▶ _TASK DATA_:
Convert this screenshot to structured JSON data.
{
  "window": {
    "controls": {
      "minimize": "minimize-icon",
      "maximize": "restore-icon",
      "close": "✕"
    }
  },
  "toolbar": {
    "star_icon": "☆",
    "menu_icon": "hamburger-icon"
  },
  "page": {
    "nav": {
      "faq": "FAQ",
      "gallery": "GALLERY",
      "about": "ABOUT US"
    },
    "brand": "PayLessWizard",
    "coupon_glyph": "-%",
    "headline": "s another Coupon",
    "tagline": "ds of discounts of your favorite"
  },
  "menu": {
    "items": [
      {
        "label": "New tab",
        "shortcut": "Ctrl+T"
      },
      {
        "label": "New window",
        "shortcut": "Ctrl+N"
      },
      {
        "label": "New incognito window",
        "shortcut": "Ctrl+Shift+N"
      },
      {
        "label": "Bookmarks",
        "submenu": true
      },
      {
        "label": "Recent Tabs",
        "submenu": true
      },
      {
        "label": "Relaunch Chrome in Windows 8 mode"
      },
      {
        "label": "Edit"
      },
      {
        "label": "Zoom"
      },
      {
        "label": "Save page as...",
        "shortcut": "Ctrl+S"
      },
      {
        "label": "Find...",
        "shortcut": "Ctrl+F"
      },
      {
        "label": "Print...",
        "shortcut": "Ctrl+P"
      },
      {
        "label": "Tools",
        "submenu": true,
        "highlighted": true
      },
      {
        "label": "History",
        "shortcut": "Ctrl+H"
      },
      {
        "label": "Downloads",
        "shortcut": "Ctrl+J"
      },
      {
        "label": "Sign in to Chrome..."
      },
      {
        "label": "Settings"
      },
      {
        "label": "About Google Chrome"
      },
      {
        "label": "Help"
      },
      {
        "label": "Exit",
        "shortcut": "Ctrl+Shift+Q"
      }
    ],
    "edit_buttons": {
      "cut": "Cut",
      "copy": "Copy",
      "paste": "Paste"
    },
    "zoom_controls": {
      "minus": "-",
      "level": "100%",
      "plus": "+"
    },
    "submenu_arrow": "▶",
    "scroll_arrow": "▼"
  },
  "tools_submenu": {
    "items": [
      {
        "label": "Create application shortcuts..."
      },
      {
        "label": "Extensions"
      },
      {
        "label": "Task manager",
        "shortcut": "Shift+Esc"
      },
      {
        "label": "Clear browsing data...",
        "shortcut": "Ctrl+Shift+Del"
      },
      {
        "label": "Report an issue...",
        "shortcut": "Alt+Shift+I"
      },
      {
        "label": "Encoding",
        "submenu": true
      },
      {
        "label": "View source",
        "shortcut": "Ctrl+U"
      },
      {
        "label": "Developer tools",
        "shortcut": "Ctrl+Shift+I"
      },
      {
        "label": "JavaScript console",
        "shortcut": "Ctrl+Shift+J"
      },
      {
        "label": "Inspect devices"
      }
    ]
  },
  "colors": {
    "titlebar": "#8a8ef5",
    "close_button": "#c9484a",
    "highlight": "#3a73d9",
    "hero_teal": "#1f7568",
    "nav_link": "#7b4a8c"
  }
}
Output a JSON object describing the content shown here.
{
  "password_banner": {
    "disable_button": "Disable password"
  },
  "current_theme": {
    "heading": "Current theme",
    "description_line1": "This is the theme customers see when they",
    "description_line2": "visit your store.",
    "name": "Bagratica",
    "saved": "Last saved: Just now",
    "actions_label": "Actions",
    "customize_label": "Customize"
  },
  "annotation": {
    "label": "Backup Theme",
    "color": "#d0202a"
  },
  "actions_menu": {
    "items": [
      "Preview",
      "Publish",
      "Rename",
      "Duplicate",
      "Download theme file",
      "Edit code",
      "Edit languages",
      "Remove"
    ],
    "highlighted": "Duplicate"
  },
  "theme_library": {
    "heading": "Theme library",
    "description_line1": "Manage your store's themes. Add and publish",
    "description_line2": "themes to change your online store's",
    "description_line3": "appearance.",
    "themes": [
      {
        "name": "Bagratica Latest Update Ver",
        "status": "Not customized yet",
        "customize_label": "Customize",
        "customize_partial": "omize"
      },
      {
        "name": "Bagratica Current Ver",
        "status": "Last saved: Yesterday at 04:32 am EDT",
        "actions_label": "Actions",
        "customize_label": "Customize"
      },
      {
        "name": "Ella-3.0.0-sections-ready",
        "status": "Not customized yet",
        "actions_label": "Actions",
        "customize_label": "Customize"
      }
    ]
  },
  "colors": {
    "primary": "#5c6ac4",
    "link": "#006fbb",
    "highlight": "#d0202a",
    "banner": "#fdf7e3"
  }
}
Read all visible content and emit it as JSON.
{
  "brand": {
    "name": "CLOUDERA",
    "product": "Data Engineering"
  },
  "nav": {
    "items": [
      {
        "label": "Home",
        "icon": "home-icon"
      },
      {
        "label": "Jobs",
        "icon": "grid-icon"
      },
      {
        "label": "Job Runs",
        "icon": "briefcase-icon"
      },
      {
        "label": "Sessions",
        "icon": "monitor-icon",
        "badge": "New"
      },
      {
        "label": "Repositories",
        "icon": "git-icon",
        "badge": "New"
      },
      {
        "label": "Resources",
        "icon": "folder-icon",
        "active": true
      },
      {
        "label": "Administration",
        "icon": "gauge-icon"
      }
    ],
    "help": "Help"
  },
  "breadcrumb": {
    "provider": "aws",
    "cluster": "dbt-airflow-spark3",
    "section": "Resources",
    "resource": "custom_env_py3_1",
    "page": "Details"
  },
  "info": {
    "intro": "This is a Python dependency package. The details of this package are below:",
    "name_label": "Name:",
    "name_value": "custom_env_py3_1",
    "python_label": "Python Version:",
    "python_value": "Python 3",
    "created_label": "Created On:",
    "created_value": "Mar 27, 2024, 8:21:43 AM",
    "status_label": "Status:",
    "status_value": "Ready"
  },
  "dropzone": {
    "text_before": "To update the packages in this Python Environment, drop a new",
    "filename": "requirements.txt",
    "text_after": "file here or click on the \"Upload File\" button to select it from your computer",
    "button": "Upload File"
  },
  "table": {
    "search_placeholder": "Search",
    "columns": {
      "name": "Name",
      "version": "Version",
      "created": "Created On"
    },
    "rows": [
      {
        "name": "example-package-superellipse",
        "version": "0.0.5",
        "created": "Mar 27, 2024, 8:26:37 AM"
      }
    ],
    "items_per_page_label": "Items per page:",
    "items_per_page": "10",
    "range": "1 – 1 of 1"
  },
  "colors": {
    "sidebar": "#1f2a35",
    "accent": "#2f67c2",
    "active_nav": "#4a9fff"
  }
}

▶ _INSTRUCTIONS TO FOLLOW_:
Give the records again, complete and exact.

▶ _TASK RESPONSE_:
Convert this screenshot to structured JSON data.
{
  "window": {
    "controls": {
      "minimize": "minimize-icon",
      "maximize": "restore-icon",
      "close": "✕"
    }
  },
  "toolbar": {
    "star_icon": "☆",
    "menu_icon": "hamburger-icon"
  },
  "page": {
    "nav": {
      "faq": "FAQ",
      "gallery": "GALLERY",
      "about": "ABOUT US"
    },
    "brand": "PayLessWizard",
    "coupon_glyph": "-%",
    "headline": "s another Coupon",
    "tagline": "ds of discounts of your favorite"
  },
  "menu": {
    "items": [
      {
        "label": "New tab",
        "shortcut": "Ctrl+T"
      },
      {
        "label": "New window",
        "shortcut": "Ctrl+N"
      },
      {
        "label": "New incognito window",
        "shortcut": "Ctrl+Shift+N"
      },
      {
        "label": "Bookmarks",
        "submenu": true
      },
      {
        "label": "Recent Tabs",
        "submenu": true
      },
      {
        "label": "Relaunch Chrome in Windows 8 mode"
      },
      {
        "label": "Edit"
      },
      {
        "label": "Zoom"
      },
      {
        "label": "Save page as...",
        "shortcut": "Ctrl+S"
      },
      {
        "label": "Find...",
        "shortcut": "Ctrl+F"
      },
      {
        "label": "Print...",
        "shortcut": "Ctrl+P"
      },
      {
        "label": "Tools",
        "submenu": true,
        "highlighted": true
      },
      {
        "label": "History",
        "shortcut": "Ctrl+H"
      },
      {
        "label": "Downloads",
        "shortcut": "Ctrl+J"
      },
      {
        "label": "Sign in to Chrome..."
      },
      {
        "label": "Settings"
      },
      {
        "label": "About Google Chrome"
      },
      {
        "label": "Help"
      },
      {
        "label": "Exit",
        "shortcut": "Ctrl+Shift+Q"
      }
    ],
    "edit_buttons": {
      "cut": "Cut",
      "copy": "Copy",
      "paste": "Paste"
    },
    "zoom_controls": {
      "minus": "-",
      "level": "100%",
      "plus": "+"
    },
    "submenu_arrow": "▶",
    "scroll_arrow": "▼"
  },
  "tools_submenu": {
    "items": [
      {
        "label": "Create application shortcuts..."
      },
      {
        "label": "Extensions"
      },
      {
        "label": "Task manager",
        "shortcut": "Shift+Esc"
      },
      {
        "label": "Clear browsing data...",
        "shortcut": "Ctrl+Shift+Del"
      },
      {
        "label": "Report an issue...",
        "shortcut": "Alt+Shift+I"
      },
      {
        "label": "Encoding",
        "submenu": true
      },
      {
        "label": "View source",
        "shortcut": "Ctrl+U"
      },
      {
        "label": "Developer tools",
        "shortcut": "Ctrl+Shift+I"
      },
      {
        "label": "JavaScript console",
        "shortcut": "Ctrl+Shift+J"
      },
      {
        "label": "Inspect devices"
      }
    ]
  },
  "colors": {
    "titlebar": "#8a8ef5",
    "close_button": "#c9484a",
    "highlight": "#3a73d9",
    "hero_teal": "#1f7568",
    "nav_link": "#7b4a8c"
  }
}
Output a JSON object describing the content shown here.
{
  "password_banner": {
    "disable_button": "Disable password"
  },
  "current_theme": {
    "heading": "Current theme",
    "description_line1": "This is the theme customers see when they",
    "description_line2": "visit your store.",
    "name": "Bagratica",
    "saved": "Last saved: Just now",
    "actions_label": "Actions",
    "customize_label": "Customize"
  },
  "annotation": {
    "label": "Backup Theme",
    "color": "#d0202a"
  },
  "actions_menu": {
    "items": [
      "Preview",
      "Publish",
      "Rename",
      "Duplicate",
      "Download theme file",
      "Edit code",
      "Edit languages",
      "Remove"
    ],
    "highlighted": "Duplicate"
  },
  "theme_library": {
    "heading": "Theme library",
    "description_line1": "Manage your store's themes. Add and publish",
    "description_line2": "themes to change your online store's",
    "description_line3": "appearance.",
    "themes": [
      {
        "name": "Bagratica Latest Update Ver",
        "status": "Not customized yet",
        "customize_label": "Customize",
        "customize_partial": "omize"
      },
      {
        "name": "Bagratica Current Ver",
        "status": "Last saved: Yesterday at 04:32 am EDT",
        "actions_label": "Actions",
        "customize_label": "Customize"
      },
      {
        "name": "Ella-3.0.0-sections-ready",
        "status": "Not customized yet",
        "actions_label": "Actions",
        "customize_label": "Customize"
      }
    ]
  },
  "colors": {
    "primary": "#5c6ac4",
    "link": "#006fbb",
    "highlight": "#d0202a",
    "banner": "#fdf7e3"
  }
}
Read all visible content and emit it as JSON.
{
  "brand": {
    "name": "CLOUDERA",
    "product": "Data Engineering"
  },
  "nav": {
    "items": [
      {
        "label": "Home",
        "icon": "home-icon"
      },
      {
        "label": "Jobs",
        "icon": "grid-icon"
      },
      {
        "label": "Job Runs",
        "icon": "briefcase-icon"
      },
      {
        "label": "Sessions",
        "icon": "monitor-icon",
        "badge": "New"
      },
      {
        "label": "Repositories",
        "icon": "git-icon",
        "badge": "New"
      },
      {
        "label": "Resources",
        "icon": "folder-icon",
        "active": true
      },
      {
        "label": "Administration",
        "icon": "gauge-icon"
      }
    ],
    "help": "Help"
  },
  "breadcrumb": {
    "provider": "aws",
    "cluster": "dbt-airflow-spark3",
    "section": "Resources",
    "resource": "custom_env_py3_1",
    "page": "Details"
  },
  "info": {
    "intro": "This is a Python dependency package. The details of this package are below:",
    "name_label": "Name:",
    "name_value": "custom_env_py3_1",
    "python_label": "Python Version:",
    "python_value": "Python 3",
    "created_label": "Created On:",
    "created_value": "Mar 27, 2024, 8:21:43 AM",
    "status_label": "Status:",
    "status_value": "Ready"
  },
  "dropzone": {
    "text_before": "To update the packages in this Python Environment, drop a new",
    "filename": "requirements.txt",
    "text_after": "file here or click on the \"Upload File\" button to select it from your computer",
    "button": "Upload File"
  },
  "table": {
    "search_placeholder": "Search",
    "columns": {
      "name": "Name",
      "version": "Version",
      "created": "Created On"
    },
    "rows": [
      {
        "name": "example-package-superellipse",
        "version": "0.0.5",
        "created": "Mar 27, 2024, 8:26:37 AM"
      }
    ],
    "items_per_page_label": "Items per page:",
    "items_per_page": "10",
    "range": "1 – 1 of 1"
  },
  "colors": {
    "sidebar": "#1f2a35",
    "accent": "#2f67c2",
    "active_nav": "#4a9fff"
  }
}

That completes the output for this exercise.